Recall from blog/2006-07-11 and TSRT-06-02 that any code relying on the implicit message size limitation of Second-class Mailslots could be exposing a vulnerability. I mentioned that the rare usage of Mailslots will severely mitigate the impact of this new "class" of vulnerability. The fact that no Mailslot bugs have emerged since the initial disclosure is evidence that my assumption was true.
casdscsvc.exe -> Asbrdcst.dll 20C14E8C push 0 ; lpSecurityAttributes 20C14E8E push 0 ; lReadTimeout 20C14E90 push 0 ; nMaxMessageSize 20C14E92 push offset Name ; "\\\\.\\mailslot\\CheyenneDS" 20C14E97 stosb 20C14E98 call ds:CreateMailslotA 20C14E9E cmp eax, INVALID_HANDLE_VALUE 20C14EA1 mov mailslot_handle, eax
Later the mailslot handle is read from into a 4k buffer. The read data is also passed to a routine which calls vsprintf into a 1k buffer.
casdscsvc.exe -> Asbrdcst.dll 20C15024 mov eax, mailslot_handle 20C15029 lea edx, [esp+1044h+Buffer_4k] 20C1502D push ecx ; nNumberOfBytesToRead 20C1502E push edx ; lpBuffer 20C1502F push eax ; hFile 20C15030 call edi ; ReadFile 20C15032 test eax, eax 20C15034 jz short read_failed 20C15036 lea ecx, [esp+3Dh] 20C1503A push ecx ; char 20C1503B push offset str_ReadmailslotS ; "ReadMailSlot: %s\n" 20C15040 call not_interesting_call_to_vsnprtinf 20C15045 add esp, 8 20C15048 lea edx, [esp+3Dh] 20C1504C push edx ; va_list 20C1504D push offset str_ReadmailslotS_0 ; "ReadMailSlot: %s" 20C15052 push 0 ; for_debug_log 20C15054 call vsprintf_into_1024_stack_buf_and_debug_log
One would imagine that at least one other instance of a Mailslot handling bug must exist elsewhere. Anyone?
Just wanted to drop a quick note regarding eEye's recently released bin-diffing tool:
For those of you who are interested, Ero and I are giving a 2-day course in Vegas at Blackhat on Reverse Engineering on Windows. While the class will have a malware centric focus, the main purpose of the course is to glean general reversing knowledge and techniques. In the process PaiMei will certainly be covered, explored and experimented with. With that shameless self plug said and done, onto the main reason behind this posting.

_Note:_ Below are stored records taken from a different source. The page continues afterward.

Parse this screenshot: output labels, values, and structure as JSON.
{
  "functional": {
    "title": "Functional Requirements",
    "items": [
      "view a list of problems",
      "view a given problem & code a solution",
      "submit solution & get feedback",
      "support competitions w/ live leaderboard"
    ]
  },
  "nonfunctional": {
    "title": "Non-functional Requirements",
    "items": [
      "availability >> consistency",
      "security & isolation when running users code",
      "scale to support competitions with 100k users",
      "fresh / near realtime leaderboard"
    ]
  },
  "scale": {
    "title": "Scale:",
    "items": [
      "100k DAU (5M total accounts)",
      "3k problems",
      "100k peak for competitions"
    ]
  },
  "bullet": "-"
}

hooks = utils.hook_container()Next resolve and add hooks for your target functions. In our case, we will need to hook RtlAllocateHeap, RtlFreeHeap and RtlReAllocateHeap. All located within NTDLL.DLL:
a = dbg.func_resolve("ntdll", "RtlAllocateHeap") f = dbg.func_resolve("ntdll", "RtlFreeHeap") r = dbg.func_resolve("ntdll", "RtlReAllocateHeap") hooks.add(dbg, a, 3, None, RtlAllocateHeap) hooks.add(dbg, f, 3, None, RtlFreeHeap) hooks.add(dbg, r, 4, None, RtlReAllocateHeap)The first argument to the hook container object is an instance of PyDbg, the second is the address of the API to hook, followed by the number of arguments the API supports, a callback function for when the API is entered and finally a callback function for when the API exits. The entry-point callback provides you with the argument list, allowing you to instrument the arguments prior to passing control back to the API. The exit-point callback provides you with the argument list and return value, allowing you to instrument the return value prior to passing control back to the caller.
With that out of the way it's fairly trivial to generate and dynamically maintain a pgraph structure as well as display the results in real time through uDraw. Whenever RtlAllocateHeap is called, we'll create an orange node containing the address of the calling instruction, a blue node containing the allocation size and we'll connect the two nodes together. This is sufficient for a demo, but as we are hooking the lowest user-mode level heap manipulation routines the calling instruction address will likely lie within a Windows DLL and is not all that interesting. To improve this we could examine dbg.stack_unwind() and utilize the first address that lies within a non Microsoft DLL. Whenever RtlFreeHeap is called we will examine the arguments and remove the buffer address from the graph. Finally, whenever RtlReAllocateHeap is called, we'll resize the target buffer and paint the node yellow. We can then easily tie it to uDraw through the udraw_connector. All said and done, here is a flash excerpt from the code in action:
You can grab the code behind this application from heap_trace.py. As an experiment I tossed in some to disk rendering once the graph node count reaches 1000.
It's all pretty simple. One of the nice things about this class is that it (I think / hope) transparently takes care of various thread-related race conditions that make pairing arguments and return values more tricky than trivial.